## [About this task]
Print each entry in full, word for word, with no pictures in the result.

START Record extracts

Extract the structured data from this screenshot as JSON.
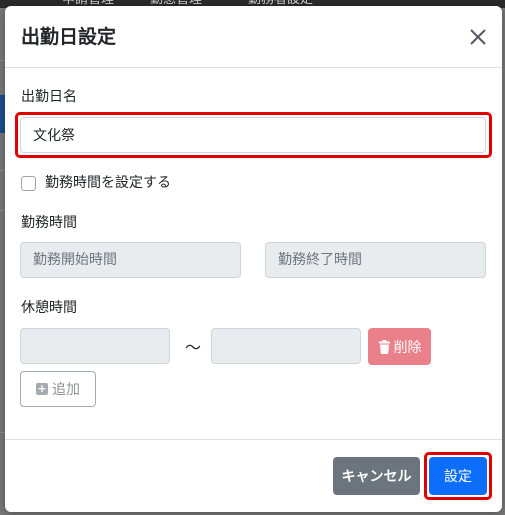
{
  "background": {
    "nav_items": [
      "申請管理",
      "勤怠管理",
      "勤務者設定"
    ]
  },
  "modal": {
    "title": "出勤日設定",
    "close_icon": "close-icon"
  },
  "form": {
    "workday_name_label": "出勤日名",
    "workday_name_value": "文化祭",
    "set_hours_checkbox_label": "勤務時間を設定する",
    "set_hours_checked": false,
    "work_hours_label": "勤務時間",
    "work_start_placeholder": "勤務開始時間",
    "work_end_placeholder": "勤務終了時間",
    "break_time_label": "休憩時間",
    "break_separator": "〜",
    "delete_label": "削除",
    "add_label": "追加"
  },
  "footer": {
    "cancel_label": "キャンセル",
    "submit_label": "設定"
  },
  "colors": {
    "primary": "#0d6efd",
    "secondary": "#6c757d",
    "danger_disabled": "#e9808a",
    "highlight": "#e00000"
  }
}
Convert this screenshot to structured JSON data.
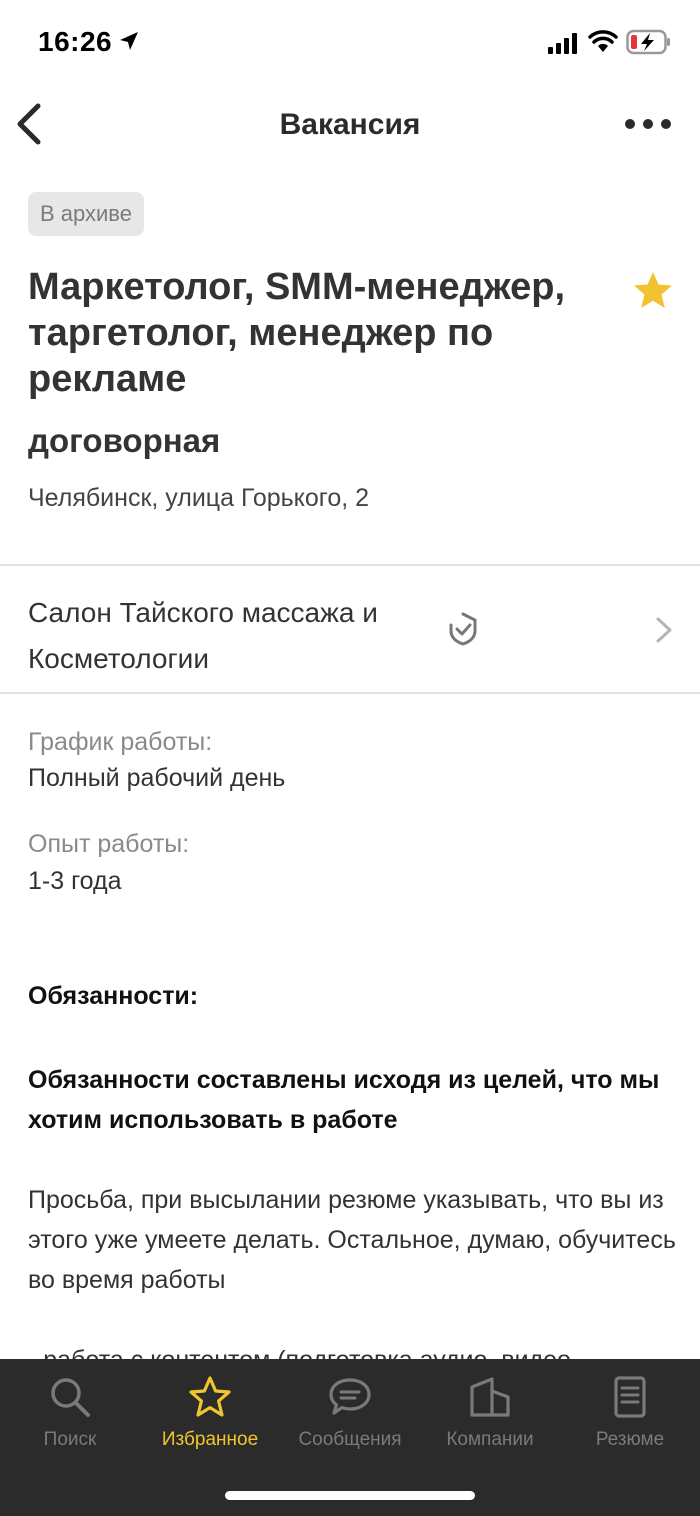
{
  "status_bar": {
    "time": "16:26",
    "icons": [
      "location-arrow-icon",
      "cellular-signal-icon",
      "wifi-icon",
      "battery-charging-icon"
    ]
  },
  "nav": {
    "title": "Вакансия",
    "back_icon": "chevron-left-icon",
    "more_icon": "more-dots-icon"
  },
  "vacancy": {
    "status_badge": "В архиве",
    "title": "Маркетолог, SMM-менеджер, таргетолог, менеджер по рекламе",
    "salary": "договорная",
    "address": "Челябинск, улица Горького, 2",
    "favorite_icon": "star-filled-icon",
    "favorite_color": "#f2c230"
  },
  "company": {
    "name": "Салон Тайского массажа и Косметологии",
    "verified_icon": "verified-shield-icon"
  },
  "details": {
    "schedule_label": "График работы:",
    "schedule_value": "Полный рабочий день",
    "experience_label": "Опыт работы:",
    "experience_value": "1-3 года"
  },
  "description": {
    "section_title": "Обязанности:",
    "bold_paragraph": "Обязанности составлены исходя из целей, что мы хотим использовать в работе",
    "paragraph": "Просьба, при высылании резюме указывать, что вы из этого уже умеете делать. Остальное, думаю, обучитесь во время работы",
    "partial_line": "- работа с контентом (подготовка аудио, видео"
  },
  "tab_bar": {
    "active_color": "#f0c52e",
    "tabs": [
      {
        "label": "Поиск",
        "icon": "search-icon",
        "active": false
      },
      {
        "label": "Избранное",
        "icon": "star-outline-icon",
        "active": true
      },
      {
        "label": "Сообщения",
        "icon": "message-bubble-icon",
        "active": false
      },
      {
        "label": "Компании",
        "icon": "building-icon",
        "active": false
      },
      {
        "label": "Резюме",
        "icon": "document-icon",
        "active": false
      }
    ]
  }
}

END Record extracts

## [Response below]
Extract the structured data from this screenshot as JSON.
{
  "background": {
    "nav_items": [
      "申請管理",
      "勤怠管理",
      "勤務者設定"
    ]
  },
  "modal": {
    "title": "出勤日設定",
    "close_icon": "close-icon"
  },
  "form": {
    "workday_name_label": "出勤日名",
    "workday_name_value": "文化祭",
    "set_hours_checkbox_label": "勤務時間を設定する",
    "set_hours_checked": false,
    "work_hours_label": "勤務時間",
    "work_start_placeholder": "勤務開始時間",
    "work_end_placeholder": "勤務終了時間",
    "break_time_label": "休憩時間",
    "break_separator": "〜",
    "delete_label": "削除",
    "add_label": "追加"
  },
  "footer": {
    "cancel_label": "キャンセル",
    "submit_label": "設定"
  },
  "colors": {
    "primary": "#0d6efd",
    "secondary": "#6c757d",
    "danger_disabled": "#e9808a",
    "highlight": "#e00000"
  }
}
Convert this screenshot to structured JSON data.
{
  "status_bar": {
    "time": "16:26",
    "icons": [
      "location-arrow-icon",
      "cellular-signal-icon",
      "wifi-icon",
      "battery-charging-icon"
    ]
  },
  "nav": {
    "title": "Вакансия",
    "back_icon": "chevron-left-icon",
    "more_icon": "more-dots-icon"
  },
  "vacancy": {
    "status_badge": "В архиве",
    "title": "Маркетолог, SMM-менеджер, таргетолог, менеджер по рекламе",
    "salary": "договорная",
    "address": "Челябинск, улица Горького, 2",
    "favorite_icon": "star-filled-icon",
    "favorite_color": "#f2c230"
  },
  "company": {
    "name": "Салон Тайского массажа и Косметологии",
    "verified_icon": "verified-shield-icon"
  },
  "details": {
    "schedule_label": "График работы:",
    "schedule_value": "Полный рабочий день",
    "experience_label": "Опыт работы:",
    "experience_value": "1-3 года"
  },
  "description": {
    "section_title": "Обязанности:",
    "bold_paragraph": "Обязанности составлены исходя из целей, что мы хотим использовать в работе",
    "paragraph": "Просьба, при высылании резюме указывать, что вы из этого уже умеете делать. Остальное, думаю, обучитесь во время работы",
    "partial_line": "- работа с контентом (подготовка аудио, видео"
  },
  "tab_bar": {
    "active_color": "#f0c52e",
    "tabs": [
      {
        "label": "Поиск",
        "icon": "search-icon",
        "active": false
      },
      {
        "label": "Избранное",
        "icon": "star-outline-icon",
        "active": true
      },
      {
        "label": "Сообщения",
        "icon": "message-bubble-icon",
        "active": false
      },
      {
        "label": "Компании",
        "icon": "building-icon",
        "active": false
      },
      {
        "label": "Резюме",
        "icon": "document-icon",
        "active": false
      }
    ]
  }
}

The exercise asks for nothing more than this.